And current Australian national road champion Brodie Chapman is confident in her teammates’ ability to challenge for major prizes during the three-stage race as she prepares for another blast of scorching 38C on Tuesday.

“With the heat, it’s about monitoring yourself, I’d like to think it’s like racing at altitude,’’ Chapman said.

“We’ve got a team of experts helping us out.”

“I like to pre-cool as much as possible, take a cold shower before I go out riding, try to drink all my liquid calories, wet the body, and get out of the sun as soon as possible.”

And wearing the road champion national colours at the WorldTour for the entire season for the first time in her career is monumental for the climbing specialist.

“It’s definitely as special as you would imagine wearing the national champion jersey,’’ Chapman said.

“The jersey itself is not always a thing that’s guaranteed in your career and to be able to race at the Tour Down Under and the first race here after Covid, it’s very special and it’s not lost on me.”

Originally published as Tour Down Under 2023: Rain causes chaos in men’s race, Grace Brown wins women’s TDU

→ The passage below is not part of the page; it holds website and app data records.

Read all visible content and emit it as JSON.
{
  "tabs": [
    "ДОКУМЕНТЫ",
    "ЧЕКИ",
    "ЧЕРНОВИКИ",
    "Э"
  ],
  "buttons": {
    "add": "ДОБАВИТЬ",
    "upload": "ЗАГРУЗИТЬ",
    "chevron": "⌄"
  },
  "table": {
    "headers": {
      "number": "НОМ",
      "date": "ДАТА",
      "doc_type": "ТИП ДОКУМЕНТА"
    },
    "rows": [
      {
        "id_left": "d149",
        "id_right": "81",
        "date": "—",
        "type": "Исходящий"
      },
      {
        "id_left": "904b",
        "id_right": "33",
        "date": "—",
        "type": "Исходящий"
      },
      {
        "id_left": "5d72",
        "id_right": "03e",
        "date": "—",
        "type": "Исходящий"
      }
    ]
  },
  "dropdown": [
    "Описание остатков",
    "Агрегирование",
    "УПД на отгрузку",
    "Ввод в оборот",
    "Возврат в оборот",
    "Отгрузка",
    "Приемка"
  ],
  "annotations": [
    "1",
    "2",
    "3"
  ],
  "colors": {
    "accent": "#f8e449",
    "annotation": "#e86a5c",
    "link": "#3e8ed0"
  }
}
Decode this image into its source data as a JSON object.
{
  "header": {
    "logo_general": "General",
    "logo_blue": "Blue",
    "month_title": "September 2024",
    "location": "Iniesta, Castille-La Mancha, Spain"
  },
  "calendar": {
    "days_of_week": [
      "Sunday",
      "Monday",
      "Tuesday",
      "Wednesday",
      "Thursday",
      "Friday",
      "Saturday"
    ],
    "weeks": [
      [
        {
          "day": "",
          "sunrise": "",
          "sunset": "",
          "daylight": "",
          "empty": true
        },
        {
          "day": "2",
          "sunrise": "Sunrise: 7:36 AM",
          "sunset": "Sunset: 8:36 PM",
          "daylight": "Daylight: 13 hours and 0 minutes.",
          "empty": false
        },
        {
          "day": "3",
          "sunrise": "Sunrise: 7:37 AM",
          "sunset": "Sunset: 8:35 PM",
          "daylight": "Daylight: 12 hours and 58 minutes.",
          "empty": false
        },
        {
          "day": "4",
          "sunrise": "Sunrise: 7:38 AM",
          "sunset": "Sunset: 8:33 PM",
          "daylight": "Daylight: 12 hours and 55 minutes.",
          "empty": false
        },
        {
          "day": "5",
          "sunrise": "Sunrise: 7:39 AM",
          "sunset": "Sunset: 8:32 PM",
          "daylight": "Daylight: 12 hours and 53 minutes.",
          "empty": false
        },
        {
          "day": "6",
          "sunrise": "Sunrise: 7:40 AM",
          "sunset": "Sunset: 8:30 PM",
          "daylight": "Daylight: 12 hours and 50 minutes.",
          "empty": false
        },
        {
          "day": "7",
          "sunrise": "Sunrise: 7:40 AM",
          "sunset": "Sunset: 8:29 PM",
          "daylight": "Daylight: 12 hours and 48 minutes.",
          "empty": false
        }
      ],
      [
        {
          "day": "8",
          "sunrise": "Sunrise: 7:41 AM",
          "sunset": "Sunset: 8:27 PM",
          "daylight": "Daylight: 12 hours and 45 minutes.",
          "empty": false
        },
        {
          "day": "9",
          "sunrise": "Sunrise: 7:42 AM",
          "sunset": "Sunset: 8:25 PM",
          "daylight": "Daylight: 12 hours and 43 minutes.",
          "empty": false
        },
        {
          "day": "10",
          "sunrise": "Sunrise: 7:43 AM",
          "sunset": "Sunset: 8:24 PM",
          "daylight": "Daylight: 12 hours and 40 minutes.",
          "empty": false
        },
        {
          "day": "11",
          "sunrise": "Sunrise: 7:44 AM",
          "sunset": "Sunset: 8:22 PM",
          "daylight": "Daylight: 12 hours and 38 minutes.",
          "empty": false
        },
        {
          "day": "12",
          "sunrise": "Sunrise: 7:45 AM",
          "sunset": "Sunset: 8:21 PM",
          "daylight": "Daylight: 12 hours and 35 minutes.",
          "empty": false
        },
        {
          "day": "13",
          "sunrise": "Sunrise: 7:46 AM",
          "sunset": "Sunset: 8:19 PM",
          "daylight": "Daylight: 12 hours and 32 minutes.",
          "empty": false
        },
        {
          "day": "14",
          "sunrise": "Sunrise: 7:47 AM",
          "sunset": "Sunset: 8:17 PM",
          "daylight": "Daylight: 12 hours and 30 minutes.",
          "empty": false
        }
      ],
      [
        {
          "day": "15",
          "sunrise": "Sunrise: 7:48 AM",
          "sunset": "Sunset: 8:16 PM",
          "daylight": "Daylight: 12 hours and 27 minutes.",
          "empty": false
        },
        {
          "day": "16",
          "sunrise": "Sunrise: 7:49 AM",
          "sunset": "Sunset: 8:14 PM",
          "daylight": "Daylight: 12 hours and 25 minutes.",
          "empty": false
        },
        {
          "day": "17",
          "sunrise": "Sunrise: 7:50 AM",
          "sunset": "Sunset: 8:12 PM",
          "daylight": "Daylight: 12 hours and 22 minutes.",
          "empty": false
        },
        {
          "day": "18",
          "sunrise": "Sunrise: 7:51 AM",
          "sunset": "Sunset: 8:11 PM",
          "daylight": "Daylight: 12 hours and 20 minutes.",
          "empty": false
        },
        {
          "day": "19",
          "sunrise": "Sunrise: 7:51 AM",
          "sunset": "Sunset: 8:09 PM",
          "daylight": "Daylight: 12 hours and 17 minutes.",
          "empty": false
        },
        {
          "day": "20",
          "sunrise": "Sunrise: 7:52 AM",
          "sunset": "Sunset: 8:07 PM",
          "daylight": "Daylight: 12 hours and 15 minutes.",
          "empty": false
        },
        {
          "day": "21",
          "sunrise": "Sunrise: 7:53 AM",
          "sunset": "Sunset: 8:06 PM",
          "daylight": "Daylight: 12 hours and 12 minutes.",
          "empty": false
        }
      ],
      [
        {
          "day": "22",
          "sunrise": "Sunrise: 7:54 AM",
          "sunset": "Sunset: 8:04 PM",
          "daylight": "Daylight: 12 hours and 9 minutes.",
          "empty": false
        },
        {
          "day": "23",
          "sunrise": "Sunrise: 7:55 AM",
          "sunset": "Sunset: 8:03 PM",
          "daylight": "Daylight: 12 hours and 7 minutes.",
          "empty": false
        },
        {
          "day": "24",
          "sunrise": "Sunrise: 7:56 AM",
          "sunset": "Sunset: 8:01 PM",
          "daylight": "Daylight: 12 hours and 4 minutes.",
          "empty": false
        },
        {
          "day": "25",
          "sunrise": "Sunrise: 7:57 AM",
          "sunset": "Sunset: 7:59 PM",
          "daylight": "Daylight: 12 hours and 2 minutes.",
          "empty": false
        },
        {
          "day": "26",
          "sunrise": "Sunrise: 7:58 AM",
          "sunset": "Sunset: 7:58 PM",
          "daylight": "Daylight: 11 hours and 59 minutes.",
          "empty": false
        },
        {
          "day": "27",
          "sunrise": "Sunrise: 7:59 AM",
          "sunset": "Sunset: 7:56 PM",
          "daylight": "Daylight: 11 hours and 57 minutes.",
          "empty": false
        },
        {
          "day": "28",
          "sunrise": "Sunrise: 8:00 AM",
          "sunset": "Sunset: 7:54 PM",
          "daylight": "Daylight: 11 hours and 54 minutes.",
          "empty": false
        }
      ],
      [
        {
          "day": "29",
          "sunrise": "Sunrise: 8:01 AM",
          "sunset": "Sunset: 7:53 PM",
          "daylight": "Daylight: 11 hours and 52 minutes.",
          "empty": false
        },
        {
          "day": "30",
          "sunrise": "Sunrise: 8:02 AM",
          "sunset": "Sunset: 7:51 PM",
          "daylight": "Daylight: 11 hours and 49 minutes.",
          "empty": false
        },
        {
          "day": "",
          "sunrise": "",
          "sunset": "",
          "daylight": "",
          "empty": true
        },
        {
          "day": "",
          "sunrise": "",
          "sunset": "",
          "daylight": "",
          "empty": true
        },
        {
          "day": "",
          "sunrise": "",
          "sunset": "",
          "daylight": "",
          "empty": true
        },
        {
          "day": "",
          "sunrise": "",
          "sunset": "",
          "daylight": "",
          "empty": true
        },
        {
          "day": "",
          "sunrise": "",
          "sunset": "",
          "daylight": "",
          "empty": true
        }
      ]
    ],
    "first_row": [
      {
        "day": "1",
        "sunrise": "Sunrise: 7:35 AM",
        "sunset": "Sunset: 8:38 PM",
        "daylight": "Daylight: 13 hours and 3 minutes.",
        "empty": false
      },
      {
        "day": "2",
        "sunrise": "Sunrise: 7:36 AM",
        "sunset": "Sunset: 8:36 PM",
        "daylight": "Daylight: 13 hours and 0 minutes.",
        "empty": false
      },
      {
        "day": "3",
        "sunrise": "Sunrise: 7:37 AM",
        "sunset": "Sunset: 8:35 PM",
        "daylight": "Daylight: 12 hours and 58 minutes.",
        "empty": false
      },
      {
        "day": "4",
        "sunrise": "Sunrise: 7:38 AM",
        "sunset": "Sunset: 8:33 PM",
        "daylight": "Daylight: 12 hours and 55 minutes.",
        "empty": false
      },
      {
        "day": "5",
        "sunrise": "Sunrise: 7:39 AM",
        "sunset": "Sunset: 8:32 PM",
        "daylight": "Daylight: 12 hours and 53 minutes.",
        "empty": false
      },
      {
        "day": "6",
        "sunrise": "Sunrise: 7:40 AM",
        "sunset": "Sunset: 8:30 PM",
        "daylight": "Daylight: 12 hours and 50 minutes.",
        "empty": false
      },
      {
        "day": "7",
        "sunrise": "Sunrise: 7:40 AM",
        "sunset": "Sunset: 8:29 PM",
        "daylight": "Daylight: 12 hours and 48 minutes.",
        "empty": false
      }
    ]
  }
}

Leave a Reply

Your email address will not be published. Required fields are marked *